Vivian Yasunaga, CFO at Child & Family Service in Ewa Beach, Hawaii 

After reading the Alliance for Strong Families and Communities’ report A National Imperative: Joining Forces to Strengthen Human Services in America and discussing it with colleagues at the Senior Leadership Conference and CFO Roundtable, I quickly started thinking about ways to mobilize my leadership team and staff around the recommendations in the report. 

As the CFO, I see my role as more than crunching numbers and monitoring cash flow. I continually challenge myself on how I can support the strategic vision of my organization and engage others across the organization to do the same.  

Consequently, last year, I decided to engage staff in Child & Family Service’s annual budgeting process to help frame its annual budget goals, using the report’s north stars, as our guide. This was the perfect opportunity for staff to partner within the organization and realize their influence on long-term goals and outcomes. I also realized that the finance team could not make key budget decisions without the input of program leaders who best understood the context of the work. This initiative resulted in leadership and staff coming together to think deeply about the financial sustainability of the organization and the impact of their work in the larger Hawaii community. 

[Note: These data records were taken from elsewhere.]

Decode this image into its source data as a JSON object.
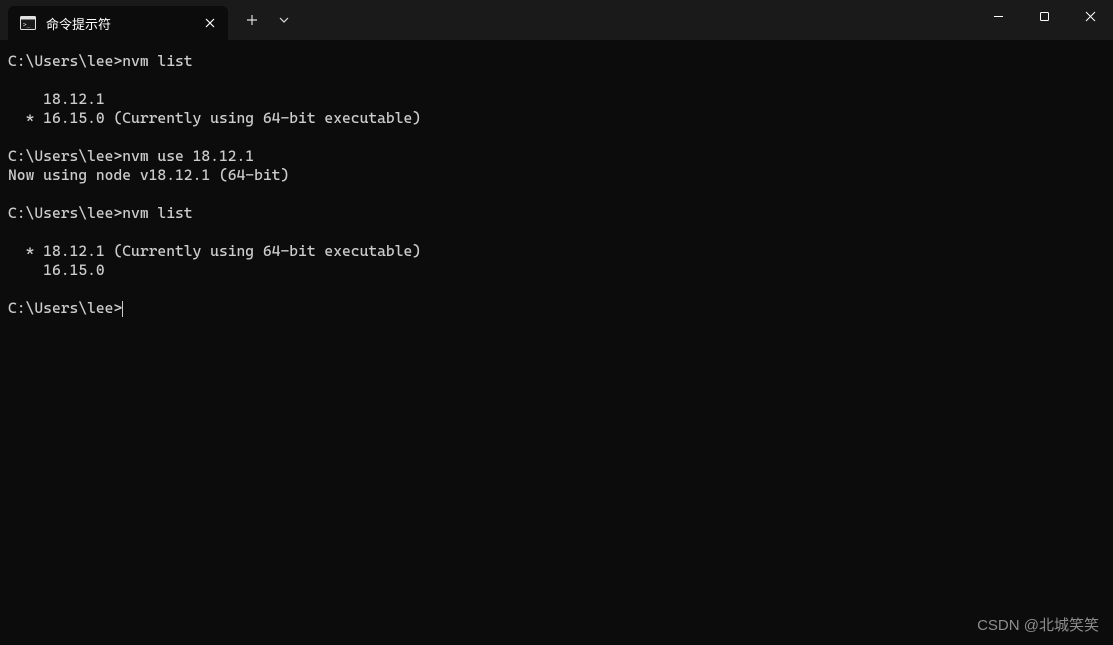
{
  "titlebar": {
    "tab_title": "命令提示符"
  },
  "terminal": {
    "lines": [
      "C:\\Users\\lee>nvm list",
      "",
      "    18.12.1",
      "  * 16.15.0 (Currently using 64-bit executable)",
      "",
      "C:\\Users\\lee>nvm use 18.12.1",
      "Now using node v18.12.1 (64-bit)",
      "",
      "C:\\Users\\lee>nvm list",
      "",
      "  * 18.12.1 (Currently using 64-bit executable)",
      "    16.15.0",
      "",
      "C:\\Users\\lee>"
    ]
  },
  "watermark": "CSDN @北城笑笑"
}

Consequently, our board-approved annual budget for fiscal year ending June 2019 was presented statewide to all employees early in the new fiscal year in a way that aligns to the north stars and the themes that emerged during our staff group discussions. 

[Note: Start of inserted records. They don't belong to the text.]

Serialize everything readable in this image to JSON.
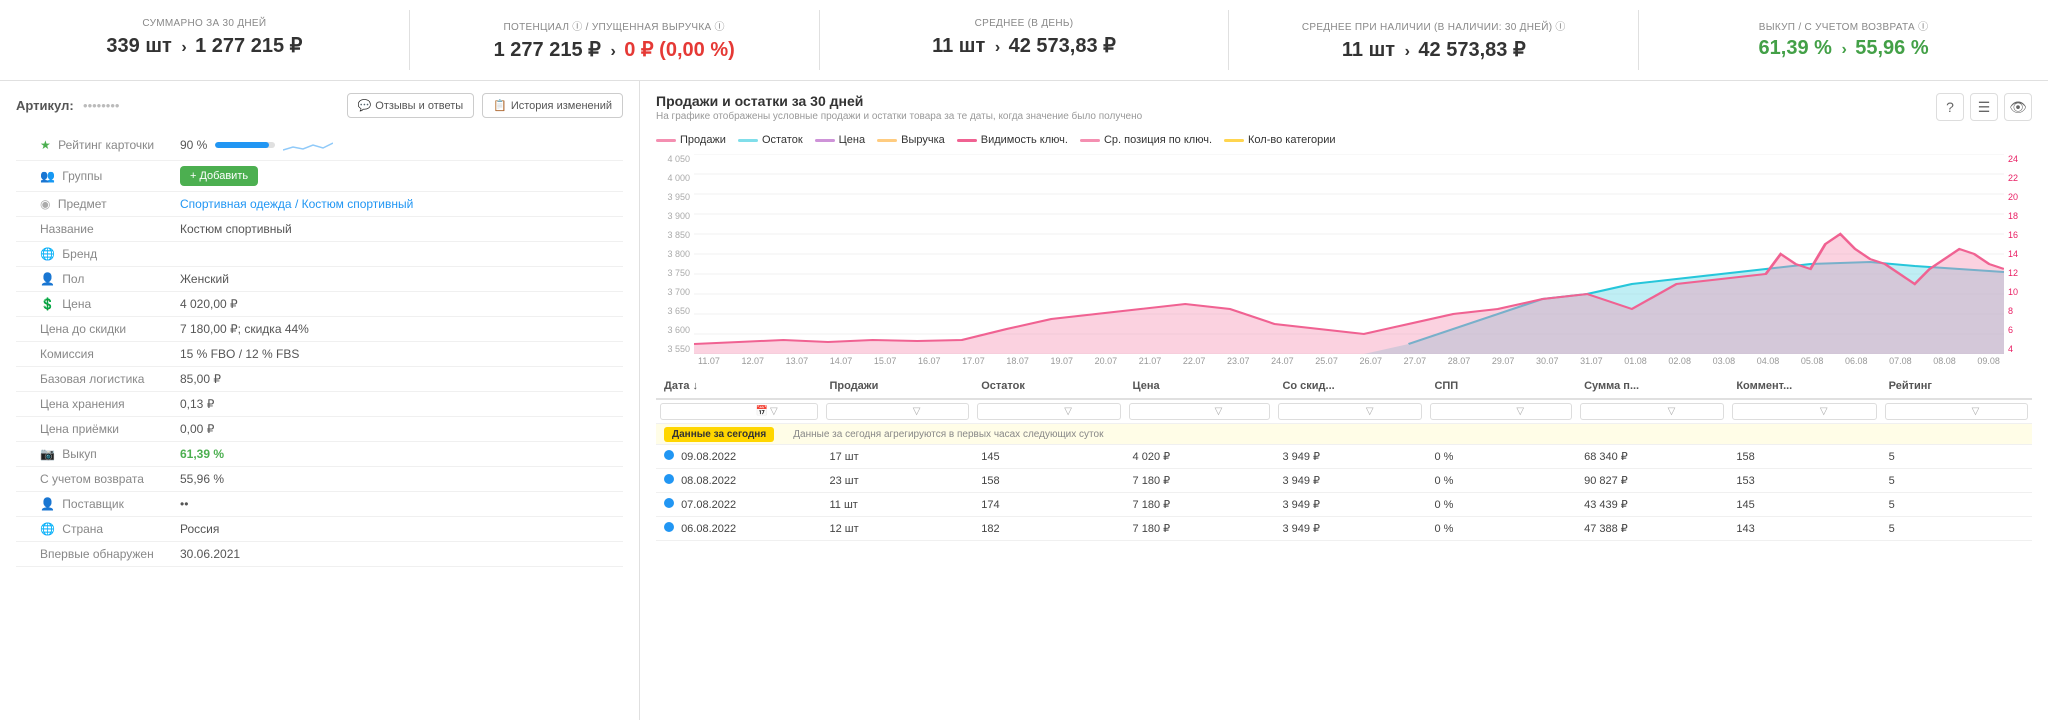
{
  "topStats": [
    {
      "id": "summary",
      "label": "СУММАРНО ЗА 30 ДНЕЙ",
      "value1": "339 шт",
      "arrow": "›",
      "value2": "1 277 215 ₽",
      "value2Color": "normal"
    },
    {
      "id": "potential",
      "label": "ПОТЕНЦИАЛ ⓘ / УПУЩЕННАЯ ВЫРУЧКА ⓘ",
      "value1": "1 277 215 ₽",
      "arrow": "›",
      "value2": "0 ₽ (0,00 %)",
      "value2Color": "red"
    },
    {
      "id": "average",
      "label": "СРЕДНЕЕ (В ДЕНЬ)",
      "value1": "11 шт",
      "arrow": "›",
      "value2": "42 573,83 ₽",
      "value2Color": "normal"
    },
    {
      "id": "average_stock",
      "label": "СРЕДНЕЕ ПРИ НАЛИЧИИ (В НАЛИЧИИ: 30 ДНЕЙ) ⓘ",
      "value1": "11 шт",
      "arrow": "›",
      "value2": "42 573,83 ₽",
      "value2Color": "normal"
    },
    {
      "id": "buyout",
      "label": "ВЫКУП / С УЧЕТОМ ВОЗВРАТА ⓘ",
      "value1": "61,39 %",
      "arrow": "›",
      "value2": "55,96 %",
      "value2Color": "green"
    }
  ],
  "article": {
    "label": "Артикул:",
    "id": "••••••••"
  },
  "buttons": {
    "reviews": "Отзывы и ответы",
    "history": "История изменений"
  },
  "properties": [
    {
      "icon": "star",
      "label": "Рейтинг карточки",
      "value": "90 %",
      "type": "rating"
    },
    {
      "icon": "group",
      "label": "Группы",
      "value": "",
      "type": "add"
    },
    {
      "icon": "category",
      "label": "Предмет",
      "value": "Спортивная одежда / Костюм спортивный",
      "type": "link"
    },
    {
      "icon": "",
      "label": "Название",
      "value": "Костюм спортивный",
      "type": "text"
    },
    {
      "icon": "globe",
      "label": "Бренд",
      "value": "",
      "type": "text"
    },
    {
      "icon": "person",
      "label": "Пол",
      "value": "Женский",
      "type": "text"
    },
    {
      "icon": "price",
      "label": "Цена",
      "value": "4 020,00 ₽",
      "type": "text"
    },
    {
      "icon": "",
      "label": "Цена до скидки",
      "value": "7 180,00 ₽; скидка 44%",
      "type": "text"
    },
    {
      "icon": "",
      "label": "Комиссия",
      "value": "15 % FBO / 12 % FBS",
      "type": "text"
    },
    {
      "icon": "",
      "label": "Базовая логистика",
      "value": "85,00 ₽",
      "type": "text"
    },
    {
      "icon": "",
      "label": "Цена хранения",
      "value": "0,13 ₽",
      "type": "text"
    },
    {
      "icon": "",
      "label": "Цена приёмки",
      "value": "0,00 ₽",
      "type": "text"
    },
    {
      "icon": "camera",
      "label": "Выкуп",
      "value": "61,39 %",
      "type": "green"
    },
    {
      "icon": "",
      "label": "С учетом возврата",
      "value": "55,96 %",
      "type": "text"
    },
    {
      "icon": "person2",
      "label": "Поставщик",
      "value": "••",
      "type": "text"
    },
    {
      "icon": "globe2",
      "label": "Страна",
      "value": "Россия",
      "type": "text"
    },
    {
      "icon": "",
      "label": "Впервые обнаружен",
      "value": "30.06.2021",
      "type": "text"
    }
  ],
  "chart": {
    "title": "Продажи и остатки за 30 дней",
    "subtitle": "На графике отображены условные продажи и остатки товара за те даты, когда значение было получено",
    "legend": [
      {
        "label": "Продажи",
        "color": "#f48fb1"
      },
      {
        "label": "Остаток",
        "color": "#80deea"
      },
      {
        "label": "Цена",
        "color": "#ce93d8"
      },
      {
        "label": "Выручка",
        "color": "#ffcc80"
      },
      {
        "label": "Видимость ключ.",
        "color": "#f06292"
      },
      {
        "label": "Ср. позиция по ключ.",
        "color": "#f48fb1"
      },
      {
        "label": "Кол-во категории",
        "color": "#ffd54f"
      }
    ],
    "yAxisLeft": [
      "4 050",
      "4 000",
      "3 950",
      "3 900",
      "3 850",
      "3 800",
      "3 750",
      "3 700",
      "3 650",
      "3 600",
      "3 550"
    ],
    "yAxisRight": [
      "24",
      "22",
      "20",
      "18",
      "16",
      "14",
      "12",
      "10",
      "8",
      "6",
      "4"
    ],
    "xAxis": [
      "11.07",
      "12.07",
      "13.07",
      "14.07",
      "15.07",
      "16.07",
      "17.07",
      "18.07",
      "19.07",
      "20.07",
      "21.07",
      "22.07",
      "23.07",
      "24.07",
      "25.07",
      "26.07",
      "27.07",
      "28.07",
      "29.07",
      "30.07",
      "31.07",
      "01.08",
      "02.08",
      "03.08",
      "04.08",
      "05.08",
      "06.08",
      "07.08",
      "08.08",
      "09.08"
    ]
  },
  "table": {
    "todayBadge": "Данные за сегодня",
    "todayNote": "Данные за сегодня агрегируются в первых часах следующих суток",
    "columns": [
      "Дата ↓",
      "Продажи",
      "Остаток",
      "Цена",
      "Со скид...",
      "СПП",
      "Сумма п...",
      "Коммент...",
      "Рейтинг"
    ],
    "rows": [
      {
        "date": "09.08.2022",
        "sales": "17 шт",
        "stock": "145",
        "price": "4 020 ₽",
        "discount": "3 949 ₽",
        "spp": "0 %",
        "sum": "68 340 ₽",
        "comments": "158",
        "rating": "5"
      },
      {
        "date": "08.08.2022",
        "sales": "23 шт",
        "stock": "158",
        "price": "7 180 ₽",
        "discount": "3 949 ₽",
        "spp": "0 %",
        "sum": "90 827 ₽",
        "comments": "153",
        "rating": "5"
      },
      {
        "date": "07.08.2022",
        "sales": "11 шт",
        "stock": "174",
        "price": "7 180 ₽",
        "discount": "3 949 ₽",
        "spp": "0 %",
        "sum": "43 439 ₽",
        "comments": "145",
        "rating": "5"
      },
      {
        "date": "06.08.2022",
        "sales": "12 шт",
        "stock": "182",
        "price": "7 180 ₽",
        "discount": "3 949 ₽",
        "spp": "0 %",
        "sum": "47 388 ₽",
        "comments": "143",
        "rating": "5"
      }
    ]
  }
}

Below are six ways finance executives can play a more strategic role within their organization: 

  1. Find opportunities that naturally engage staff in thinking and working toward organization sustainability. The budgeting process can present a great opportunity for staff engagement and collaboration. Staff can be presented with the chance to think through the implications of their work on the budget and the larger vision for the organization and community.
  2. Make sure your executive leadership team is on the same page. Ensure your leadership team is well-informed and in agreement on the staff engagement strategies and initiatives the organization wants to pursue and identifies desired results and outcomes. Having your CEO's vision and buy-in will allow staff to see the importance and relevance of the strategy you are seeking to execute as more than just a tactical endeavor.
  3. Engage your board early. Connecting the dots for your board is critical to achieve buy-in and get their support in what you are seeking to do. 
  4. Communicate clearly, consistently, and frequently. Share the organization’s vision and goals for the specific strategy you are pursuing. With leadership on the same page, communication should be clear, consistent, and frequent. It takes time to lift staff out of the day-to-day mentality and get them to think about their role globally in positioning the organization, community, and sector for success. In Child & Family Service’s case, we held informational sessions and familiarized teams with A National Imperative and then used the north stars to guide small group discussions that focused on accelerating Child & Family Service’s efforts to achieve organizational excellence.
  5. Share the plan. Let staff know before and after what you intend to do with the feedback they provide. Be specific as possible, even if all the details are not ironed out. Time is precious, but staff will be more likely to give you more of it if they feel their time is being valued and that their contributions are driving towards a specific outcome that they can track and see.
  6. Drive forward and follow through. Use the information and input you received to execute your strategy. Provide progress updates to the organization and be transparent on how things are moving along. Demonstrate whenever possible how this work is contributing to positive systemic change in the human services ecosystem.  

Finance executives play a significant role in the future sustainability of community-based organizations, and I’ve found engaging staff at all levels of an organization and using the A National Imperative report as a guide are a great way to start thinking through how we best do that. 

In January 2019, Vivian Yasunaga worked closely with Child & Family Service CEO Karen Tan to host a cross-stakeholder convening of local nonprofit, public agency, and philanthropic leaders to determine how to collectively move the north stars forward in their local community.